And insensitive to our whims. A+B= C regardless of the outcome you desire.
So check the formula, get it right. Make the numbers tell the story.
But the sun is warm on my shoulders and I am too tired to analyze
numbers, too distracted to wrestle with logic. Home beckons, not my home
but my home, where walls, scents, and arms hug me, where coffee waits,
where candles burn, where photographs breathe.
So I will drive 40 miles today, park my car where my copper
Dodge once sat, covered in tree sap, faded ugly paint that would never shine
no matter how hard I tried to polish out the white haze ghosting
its hood. Still, it was mine, and I was proud to have it until I traded it to
my brother for his little red hatchback. I remember blushing
when I cleaned it up and saw blond hair all over the backseat.
And I remember wanting my car back. He ran it into the ground his ex-girlfriend told me.
Into the ground. What does that mean ? Did it burst into flames, did it fall apart
piece by piece , or is it still parked in a driveway, broken beyond repair
but bringing comfort to an owner who at least still has it? It was a classic, after all.
Check the date. I should have held on to it, I regret letting it go
for a shinier, newer car that I eventually grew tired of and sold
for next to nothing. But what does a child know about these things?
Into the ground. What does that mean? It sounds so final, demands an explanation.
And where is the blue Maverick? I loved that night we drove around town,
all of us together, and they played guitar and sang Dust in the Wind
on the steps of the high school, an impromptu concert given by a choir of fools
Suddenly there were old people peeking through curtains,
phone in hand ready to call the police, like we were some demons released
into their buttoned-up neighborhood upon the witching hour.
Between gasps of laughter I said check the time
and we all laughed until we cried when we realized it was 2AM. And so we left—
knowing, of course we would come back another day.

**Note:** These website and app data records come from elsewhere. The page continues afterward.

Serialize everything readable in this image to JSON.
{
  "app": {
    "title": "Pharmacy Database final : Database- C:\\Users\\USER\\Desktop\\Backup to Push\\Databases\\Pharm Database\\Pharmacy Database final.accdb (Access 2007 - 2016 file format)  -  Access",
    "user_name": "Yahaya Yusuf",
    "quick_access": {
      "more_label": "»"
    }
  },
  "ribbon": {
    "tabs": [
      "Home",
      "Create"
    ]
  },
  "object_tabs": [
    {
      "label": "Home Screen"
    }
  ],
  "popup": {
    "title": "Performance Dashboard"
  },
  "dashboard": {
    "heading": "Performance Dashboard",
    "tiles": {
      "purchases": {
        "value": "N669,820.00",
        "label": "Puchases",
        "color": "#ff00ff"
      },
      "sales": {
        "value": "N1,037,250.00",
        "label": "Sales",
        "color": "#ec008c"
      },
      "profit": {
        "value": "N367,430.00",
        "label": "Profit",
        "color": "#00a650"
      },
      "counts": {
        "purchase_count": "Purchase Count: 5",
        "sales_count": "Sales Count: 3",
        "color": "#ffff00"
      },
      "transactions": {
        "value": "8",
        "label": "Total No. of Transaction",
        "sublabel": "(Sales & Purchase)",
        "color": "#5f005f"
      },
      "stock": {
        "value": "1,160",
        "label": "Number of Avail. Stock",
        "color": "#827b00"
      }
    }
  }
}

We never did.
He parked his blue Maverick next to the bridal veil bush, behind the copper car
which sparkled now–thanks to the gentle, but insistent glow
of the streetlight and he asked will you and I said yes and he kissed me
and my heart skipped a beat, and Dust in the Wind
became my favorite song, and October 9th my favorite day, and that night
I dreamt acoustic.
How the heart tries to get its way. Rudely dismisses logic, befriends regret.
Stay home, stay close. Be safe. It is the season of haunting,
of wailing, of gnashing of teeth and dressed up corpses mimicking life;
of pennies dropped from prostrate pockets, of apologies
littering gravestones like November leaves—brittle, dead,
useless. Strike a match. Watch them burn. This is the season
of dust in the wind, and ghosts in bushes peering through bridal veil,
blooms long since cut and discarded or fallen away,
driven into the ground by life that has passed them by.